The subduction zones where oceanic plates sink beneath the continents produce volcanic arcs such as those that make up the "rim of fire" around the Pacific Ocean. The volcanoes are fed by molten rock rising within a wedge of the Earth's mantle above the subducting plate. Although geologists have a pretty good picture of the processes that produce volcanic arcs, a new study finds that the structure of the mantle wedge may be far more complex than anyone had imagined.
"Geology textbooks show simple cartoons of the processes happening in these mantle wedges--a sinking slab and some melting that comes up in volcanoes--but our results suggest that those cartoons are grossly inadequate," said Thorne Lay, professor of Earth and planetary sciences at the University of California, Santa Cruz.
Lay is a coauthor of a paper describing the new findings published this week in the Online Early Edition of the journal Science. The first author of the paper is Yingcai Zheng, a UCSC graduate student working with Lay, and the other coauthors are Megan Flanagan of Lawrence Livermore National Laboratory and Quentin Williams, professor of Earth and planetary sciences at UCSC.
The researchers used a seismic imaging technique (reflection seismology) to detect layered structures within the mantle wedge of the Tonga subduction zone in the southwestern Pacific. Analyzing data from deep earthquakes that occurred beneath the subduction zone, they looked for seismic waves that traveled upward into the mantle wedge, reflected from the underside of layers within the mantle, and were recorded by seismic sensors in distant locations.
"We were stunned to find many reflecting boundaries in the mantle wedge above the sinking slab, and these are laterally extensive throughout the wedge region," Lay said. "This is surprising because the textbook version of mantle wedges suggests that there would be little structure."
The researchers attributed these unexpected features to the effects of water and other materials that are squeezed out of the subducting slab and rise up through the mantle wedge. When water is added to hot mantle rock, one of the main effects is to lower the melting temperature of the rocks. The resulting pockets of molten rock rise up through the mantle and feed volcanoes at the surface.
"That all happens in the upper 100 kilometers or so and has been well understood for at least a couple of decades. But we're seeing structure much deeper down, at depths as much as 450 kilometers," Lay said. "We think the fluids don't come out all at once, but are released progressively as the pressure increases with depth and then have to percolate up through the overlying wedge."
Whereas the added water causes mantle rock to melt in the upper layers, the researchers said different effects are likely to occur at greater depths. Under the intense pressures found at depth, added fluids would cause changes in the composition of the mantle rock, and structures composed of these altered minerals within the mantle wedge would be detectable by their altered seismic reflectivity. The detection of layered structures was attributed to the mantle wedge being progressively flushed with fluids expelled from the sinking slab, producing not only melts that rise in volcanoes but also mineralogical structures with seismic reflectivity.

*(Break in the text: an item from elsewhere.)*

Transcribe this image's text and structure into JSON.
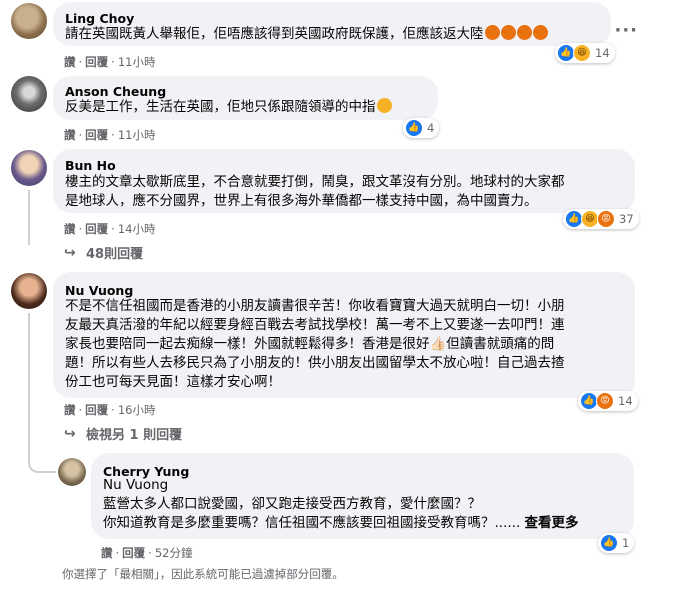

"This has many implications for how volcanic arcs evolve and how they produce the thick piles of remelted rocks that eventually add to the continents," Lay said.
Zheng noted that some of the reflecting structures he detected extend far to the west, away from the trench where the subducting slab currently dives down beneath the overriding plate.
"If those reflectors to the west were created in the subduction process by infiltration of fluids from the slab, they might represent the historical past of the Tonga subduction zone," Zheng said.
The study used methods similar to those used in oil exploration, in which sensors record reflections of seismic waves from explosions or vibrations with shallow manmade sources at or near the surface. To study the mantle wedge, the researchers essentially turned this approach upside down, using deep earthquakes as the energy sources and looking for reflections of seismic waves traveling up through the wedge. The Tonga subduction zone is a good place to use this technique because of the frequency of deep earthquakes in this dynamic region.
"An earthquake is like a flash of lightning in the dark Earth interior. We used multiple earthquakes of different mechanisms, each illuminating in a different angle, to achieve a clear three-dimensional picture of the mantle structures," Zheng said.
The study was only possible, however, because of the extensive network of seismic instruments that have been installed around the world. In North America, the National Science Foundation (NSF) EarthScope project has been deploying an extensive array of modern digital seismic stations, and similar efforts around the world are linked to create a global seismic network. Seismic data from this network were obtained for the study from the Incorporated Research Institutions for Seismology (IRIS) Data Management Center. The study was funded by NSF grants and a mini-grant from the UC Institute of Geophysics and Planetary Physics and Lawrence Livermore National Laboratory.
Source: University of California, Santa Cruz
Explore further: Image: Grand Canyon geology lessons on view